Overall, most organisations know they need to engage their stakeholders in some way. However, proactive engagement with business partners and NGOs, at 55 and 44 per cent respectively, is relatively low, given the benefits that can be achieved from collaboration.
Creating leading practices and standards
Active industry participation now is one way to help ensure that the new practices and codes that emerge will make it easier, not more onerous, to operate a sustainable business. Moreover, industry coalitions are an excellent way to access and share a wider body of sustainability information. These groups can also help organisations make better use of their information by suggesting how, for example, the information can be deployed to change operations and innovate, as well as communicate progress to stakeholders.
For example, water is a topical issue, particularly in countries and regions facing scarcity of this vital resource. To address this need, 12 companies, including Coca-Cola, Diageo, Nestlé, Anheuser-Busch InBev and PepsiCo, have formed the Beverage Industry Environmental Roundtable to collect and share data and leading practices relating to water conservation and resource protection. Together, they established a common framework to exchange information on water reduction, reuse and stewardship, as well as drought preparedness.

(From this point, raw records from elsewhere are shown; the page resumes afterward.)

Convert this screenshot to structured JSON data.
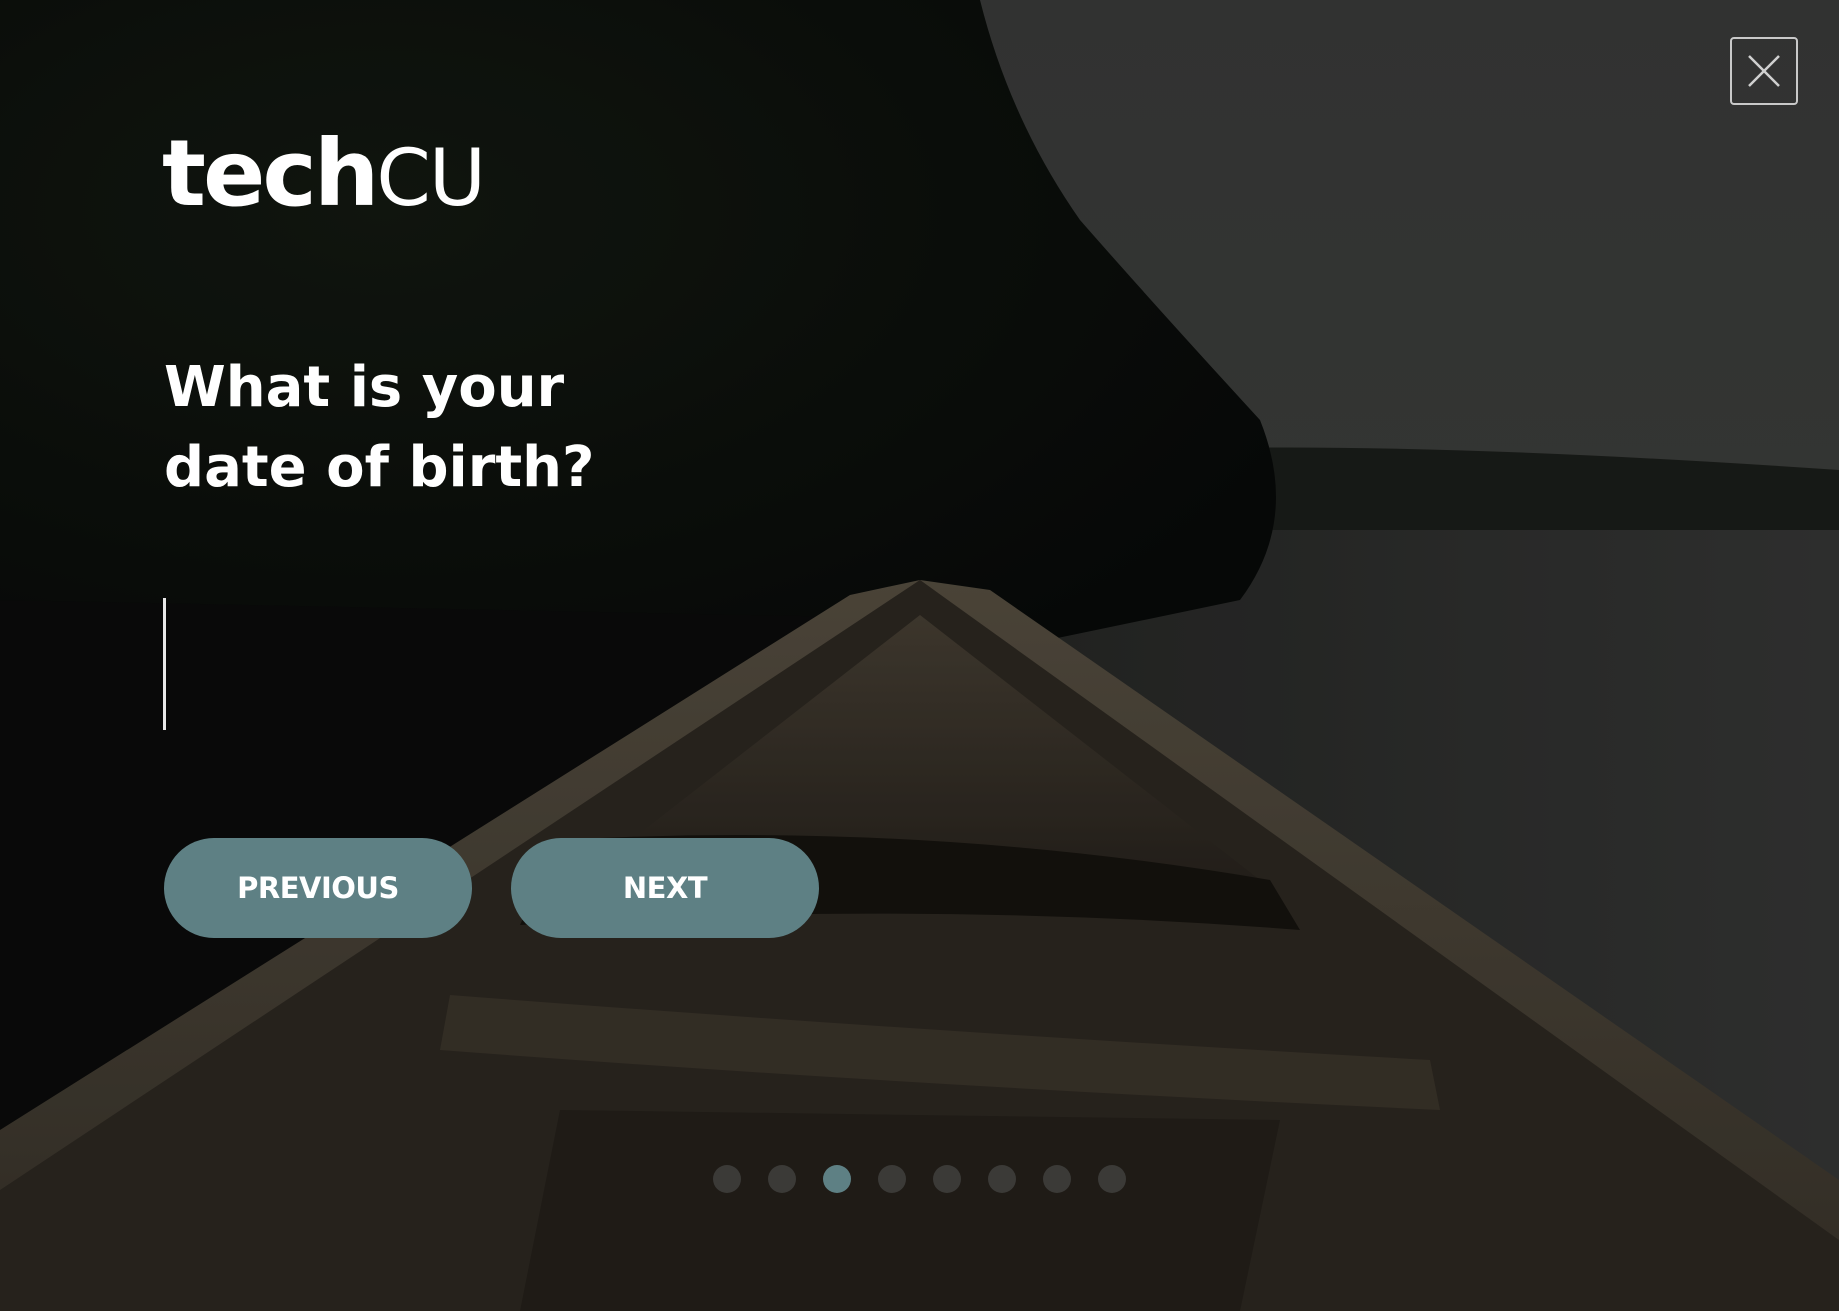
{
  "brand": {
    "logo_bold": "tech",
    "logo_light": "CU",
    "logo_alt": "techCU"
  },
  "question": {
    "line1": "What is your",
    "line2": "date of birth?"
  },
  "dob_input": {
    "value": "",
    "placeholder": ""
  },
  "buttons": {
    "previous_label": "PREVIOUS",
    "next_label": "NEXT",
    "close_label": "Close"
  },
  "progress": {
    "total_steps": 8,
    "current_step": 3
  },
  "colors": {
    "accent": "#5e8084",
    "text": "#ffffff",
    "dot_inactive": "#3b3a37"
  },
  "background": {
    "description_icon": "canoe-on-lake-photo"
  }
}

Benchmarks and leading practices are important guides to use in setting objectives
The challenge lies in aligning these objectives across constituencies with diverse concerns and goals of their own. These stakeholders include employees, consumers, business partners, investors and NGOs, as well as regulatory bodies and governmental institutions.
Customers: Partners in sustainability
Most organisations understand expectations for transparency with regard to CSR initiatives. Over half of the business leaders we surveyed consider the open sharing of information a high priority. However, until recently, organisations have tended to share information reactively - in response to stakeholder demands. Those that expect to gain business advantage from CSR are developing new ways to inform and educate their stakeholders, whether they are customers, employees or partners. Social media tools such as Twitter, a CEO blog or forums represent perfect opportunities for communicating CSR objectives and results.
Transparency and involving the customer in decisions when it comes to a company's day to day operations can raise the sustainability agenda. For example, customer satisfaction may increase with conveniences like one-day delivery, but fully loaded transport reduces energy costs. Point-of-sale information on delivery options could provide them with a welcome opportunity to reduce their carbon footprint: "If you want to reduce your greenhouse gas emissions by 80 per cent on the delivery of this television, click here and your package will arrive next week via hybrid carrier."
Results of our survey indicate that organisations placing a higher priority on transparency and those that have attained some maturity find it easier to execute. Clearly, once organisations start efforts to increase transparency, they gain needed experience and greater confidence in the value of sharing information both within their organisation and with their stakeholders.
Engineered creatively, these collaborations can do more than inform customers; instead of simply sharing information, organisations should encourage customers to participate in genuine discussions where all concerned can reap the rewards of collective wisdom, and bring about positive change.